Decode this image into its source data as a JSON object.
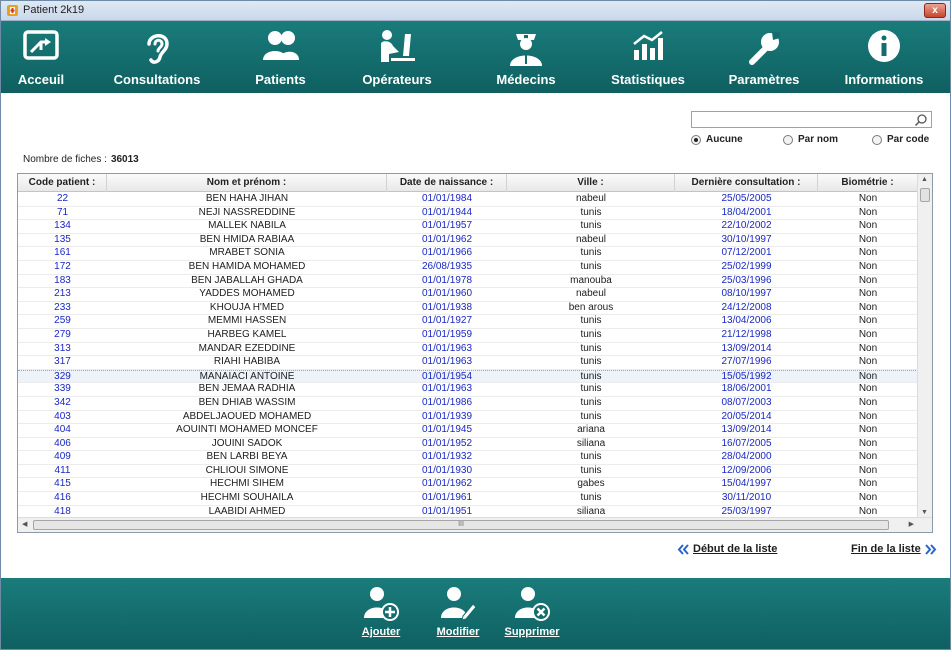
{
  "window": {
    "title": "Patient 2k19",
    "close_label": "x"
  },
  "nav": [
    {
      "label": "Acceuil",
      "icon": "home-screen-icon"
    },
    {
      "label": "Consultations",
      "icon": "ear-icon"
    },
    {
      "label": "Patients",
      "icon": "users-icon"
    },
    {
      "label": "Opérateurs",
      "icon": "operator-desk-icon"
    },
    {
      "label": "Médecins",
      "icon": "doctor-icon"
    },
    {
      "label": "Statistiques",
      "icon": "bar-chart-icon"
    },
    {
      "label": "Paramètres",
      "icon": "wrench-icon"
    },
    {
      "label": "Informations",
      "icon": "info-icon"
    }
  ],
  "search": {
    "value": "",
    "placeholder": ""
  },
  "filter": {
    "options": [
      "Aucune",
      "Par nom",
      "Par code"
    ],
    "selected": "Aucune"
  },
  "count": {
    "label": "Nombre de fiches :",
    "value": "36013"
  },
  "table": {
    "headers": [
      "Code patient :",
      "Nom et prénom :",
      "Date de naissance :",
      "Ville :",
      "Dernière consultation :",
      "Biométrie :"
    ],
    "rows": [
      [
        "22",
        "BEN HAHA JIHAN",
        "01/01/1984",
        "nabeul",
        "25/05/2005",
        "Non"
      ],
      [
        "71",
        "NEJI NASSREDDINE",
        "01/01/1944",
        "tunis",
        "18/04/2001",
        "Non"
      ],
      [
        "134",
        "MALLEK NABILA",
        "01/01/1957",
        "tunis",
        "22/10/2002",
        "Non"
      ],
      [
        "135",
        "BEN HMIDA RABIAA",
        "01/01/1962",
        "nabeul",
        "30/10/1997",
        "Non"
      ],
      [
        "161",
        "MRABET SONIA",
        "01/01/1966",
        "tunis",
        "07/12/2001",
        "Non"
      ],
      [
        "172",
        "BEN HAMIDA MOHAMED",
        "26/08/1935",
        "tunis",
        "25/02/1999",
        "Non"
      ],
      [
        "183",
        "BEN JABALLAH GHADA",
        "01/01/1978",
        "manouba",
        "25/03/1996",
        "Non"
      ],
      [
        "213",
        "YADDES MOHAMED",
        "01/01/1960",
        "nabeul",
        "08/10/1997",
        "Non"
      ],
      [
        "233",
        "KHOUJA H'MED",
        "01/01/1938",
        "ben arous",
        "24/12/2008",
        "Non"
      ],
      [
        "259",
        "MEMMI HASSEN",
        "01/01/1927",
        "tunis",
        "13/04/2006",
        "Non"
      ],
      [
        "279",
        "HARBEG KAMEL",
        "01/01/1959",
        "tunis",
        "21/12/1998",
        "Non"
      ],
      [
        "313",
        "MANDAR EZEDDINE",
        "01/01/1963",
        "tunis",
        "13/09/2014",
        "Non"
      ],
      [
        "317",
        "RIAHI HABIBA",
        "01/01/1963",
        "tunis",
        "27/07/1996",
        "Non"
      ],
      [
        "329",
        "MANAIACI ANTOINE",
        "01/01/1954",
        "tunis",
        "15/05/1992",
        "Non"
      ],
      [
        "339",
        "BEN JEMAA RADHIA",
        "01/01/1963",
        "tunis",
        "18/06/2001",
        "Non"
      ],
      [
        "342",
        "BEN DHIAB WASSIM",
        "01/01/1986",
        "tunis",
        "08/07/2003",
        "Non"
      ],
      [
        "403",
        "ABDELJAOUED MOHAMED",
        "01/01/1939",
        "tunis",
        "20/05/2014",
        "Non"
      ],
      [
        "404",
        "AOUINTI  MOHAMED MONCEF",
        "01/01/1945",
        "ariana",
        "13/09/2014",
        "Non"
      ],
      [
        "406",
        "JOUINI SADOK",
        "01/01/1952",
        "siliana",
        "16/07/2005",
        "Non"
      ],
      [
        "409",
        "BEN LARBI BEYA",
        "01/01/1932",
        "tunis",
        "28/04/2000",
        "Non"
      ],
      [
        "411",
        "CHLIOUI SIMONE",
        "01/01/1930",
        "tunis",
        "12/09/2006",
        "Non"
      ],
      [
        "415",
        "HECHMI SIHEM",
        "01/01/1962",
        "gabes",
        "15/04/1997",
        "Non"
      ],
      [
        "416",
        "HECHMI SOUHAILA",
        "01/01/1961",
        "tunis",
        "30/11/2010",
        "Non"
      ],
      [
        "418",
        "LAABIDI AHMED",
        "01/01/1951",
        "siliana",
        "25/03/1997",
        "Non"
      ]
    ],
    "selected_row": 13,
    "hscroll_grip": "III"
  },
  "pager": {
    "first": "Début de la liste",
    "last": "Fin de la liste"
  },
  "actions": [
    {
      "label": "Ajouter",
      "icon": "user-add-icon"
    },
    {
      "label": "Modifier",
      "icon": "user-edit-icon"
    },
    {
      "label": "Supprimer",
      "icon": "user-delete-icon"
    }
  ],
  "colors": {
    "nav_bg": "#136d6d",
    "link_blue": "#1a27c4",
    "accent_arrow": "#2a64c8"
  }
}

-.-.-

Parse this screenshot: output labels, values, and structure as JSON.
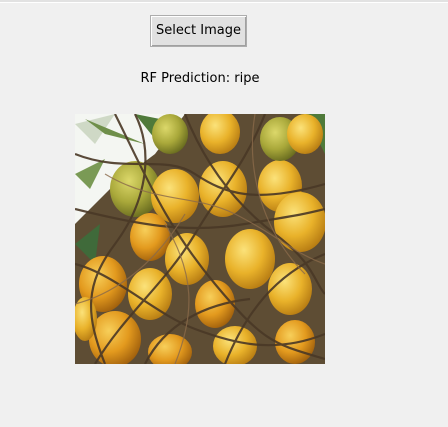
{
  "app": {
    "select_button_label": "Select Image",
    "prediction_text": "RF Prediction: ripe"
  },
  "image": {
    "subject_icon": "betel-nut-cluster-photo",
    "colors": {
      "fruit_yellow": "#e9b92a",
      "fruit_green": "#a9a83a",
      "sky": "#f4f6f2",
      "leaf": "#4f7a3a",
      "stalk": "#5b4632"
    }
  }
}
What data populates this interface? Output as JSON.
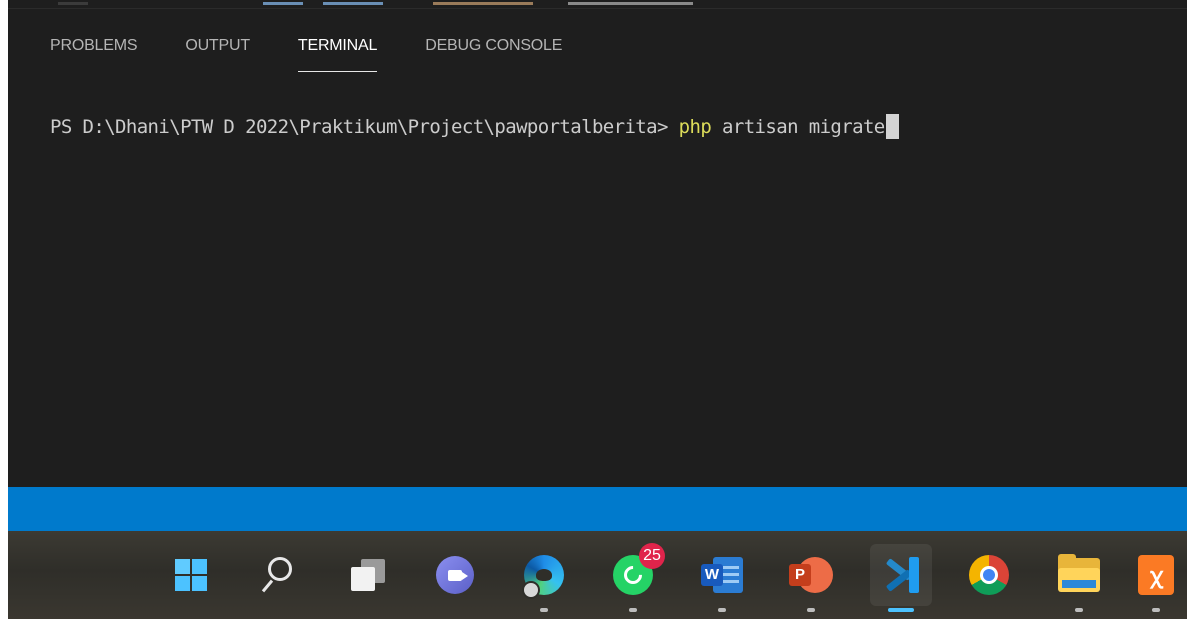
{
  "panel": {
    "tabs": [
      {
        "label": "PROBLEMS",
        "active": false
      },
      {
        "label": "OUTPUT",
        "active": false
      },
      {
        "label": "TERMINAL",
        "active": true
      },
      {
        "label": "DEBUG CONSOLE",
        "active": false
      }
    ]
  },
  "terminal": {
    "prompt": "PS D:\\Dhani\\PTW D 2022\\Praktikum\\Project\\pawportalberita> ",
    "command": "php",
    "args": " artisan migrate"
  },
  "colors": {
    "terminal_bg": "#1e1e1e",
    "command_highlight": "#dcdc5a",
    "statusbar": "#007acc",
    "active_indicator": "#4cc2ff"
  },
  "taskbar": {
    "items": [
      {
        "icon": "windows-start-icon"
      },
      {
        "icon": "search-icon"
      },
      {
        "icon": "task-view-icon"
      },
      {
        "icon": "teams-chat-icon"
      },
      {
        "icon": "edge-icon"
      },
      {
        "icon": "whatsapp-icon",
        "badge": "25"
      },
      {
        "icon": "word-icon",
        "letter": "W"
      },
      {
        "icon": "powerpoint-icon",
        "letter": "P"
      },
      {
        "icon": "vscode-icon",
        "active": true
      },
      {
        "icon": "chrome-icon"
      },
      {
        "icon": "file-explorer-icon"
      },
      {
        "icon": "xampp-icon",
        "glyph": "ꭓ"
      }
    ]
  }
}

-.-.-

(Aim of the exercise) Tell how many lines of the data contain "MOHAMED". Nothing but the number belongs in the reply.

(Response to the task) 4